[[ DATA, beginning ]]
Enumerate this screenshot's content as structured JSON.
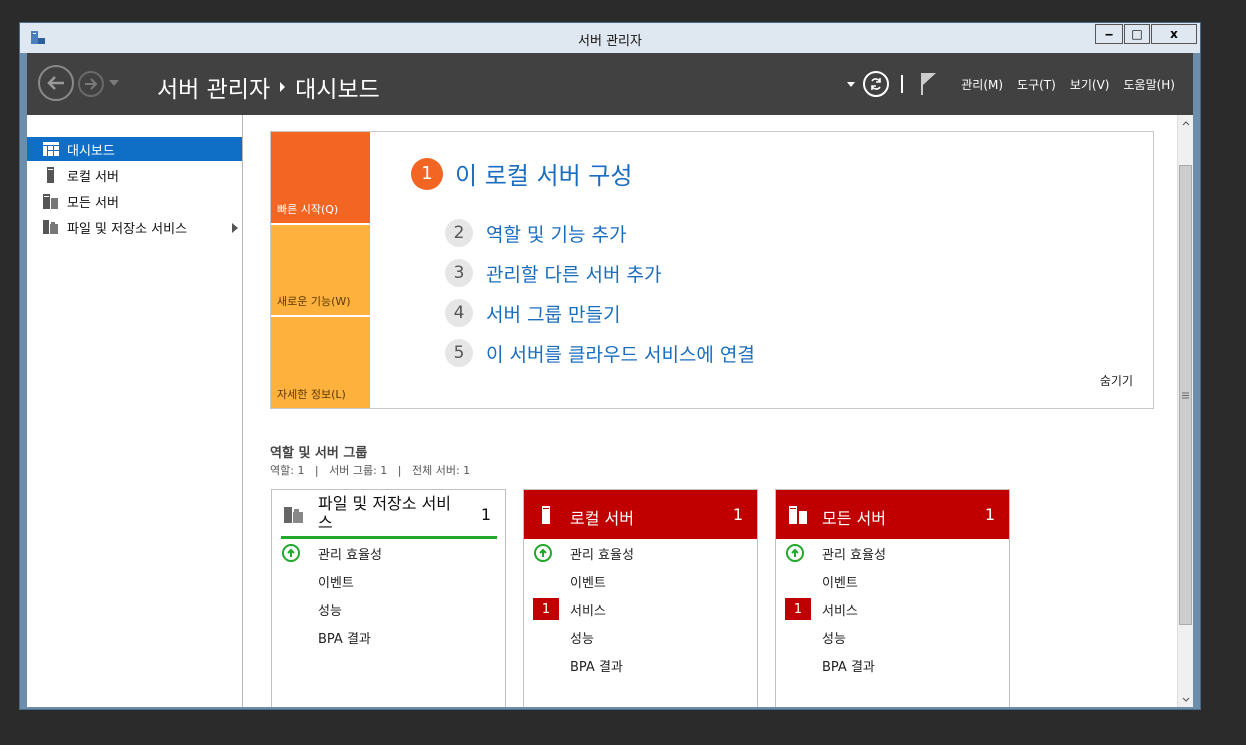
{
  "window": {
    "title": "서버 관리자",
    "controls": {
      "minimize": "‒",
      "maximize": "□",
      "close": "x"
    }
  },
  "header": {
    "breadcrumb": [
      "서버 관리자",
      "대시보드"
    ],
    "menu": [
      "관리(M)",
      "도구(T)",
      "보기(V)",
      "도움말(H)"
    ]
  },
  "sidebar": {
    "items": [
      {
        "label": "대시보드",
        "icon": "dashboard-icon",
        "active": true
      },
      {
        "label": "로컬 서버",
        "icon": "server-icon"
      },
      {
        "label": "모든 서버",
        "icon": "servers-icon"
      },
      {
        "label": "파일 및 저장소 서비스",
        "icon": "file-storage-icon",
        "has_submenu": true
      }
    ]
  },
  "quick_start": {
    "tiles": [
      "빠른 시작(Q)",
      "새로운 기능(W)",
      "자세한 정보(L)"
    ],
    "step1": {
      "number": "1",
      "label": "이 로컬 서버 구성"
    },
    "steps": [
      {
        "number": "2",
        "label": "역할 및 기능 추가"
      },
      {
        "number": "3",
        "label": "관리할 다른 서버 추가"
      },
      {
        "number": "4",
        "label": "서버 그룹 만들기"
      },
      {
        "number": "5",
        "label": "이 서버를 클라우드 서비스에 연결"
      }
    ],
    "hide": "숨기기"
  },
  "roles": {
    "title": "역할 및 서버 그룹",
    "summary": "역할: 1   |   서버 그룹: 1   |   전체 서버: 1",
    "cards": [
      {
        "title_line1": "파일 및 저장소 서비",
        "title_line2": "스",
        "count": "1",
        "rows": [
          "관리 효율성",
          "이벤트",
          "성능",
          "BPA 결과"
        ]
      },
      {
        "title": "로컬 서버",
        "count": "1",
        "rows": [
          "관리 효율성",
          "이벤트",
          "서비스",
          "성능",
          "BPA 결과"
        ],
        "services_badge": "1"
      },
      {
        "title": "모든 서버",
        "count": "1",
        "rows": [
          "관리 효율성",
          "이벤트",
          "서비스",
          "성능",
          "BPA 결과"
        ],
        "services_badge": "1"
      }
    ]
  },
  "colors": {
    "accent_blue": "#0f6fc6",
    "quickstart_orange": "#f26522",
    "tile_yellow": "#ffb13d",
    "alert_red": "#c00000",
    "ok_green": "#22a82a"
  }
}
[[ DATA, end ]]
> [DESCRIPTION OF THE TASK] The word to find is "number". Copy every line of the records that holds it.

> [TASK RESULT]
      "number": "1",
        "number": "2",
        "number": "3",
        "number": "4",
        "number": "5",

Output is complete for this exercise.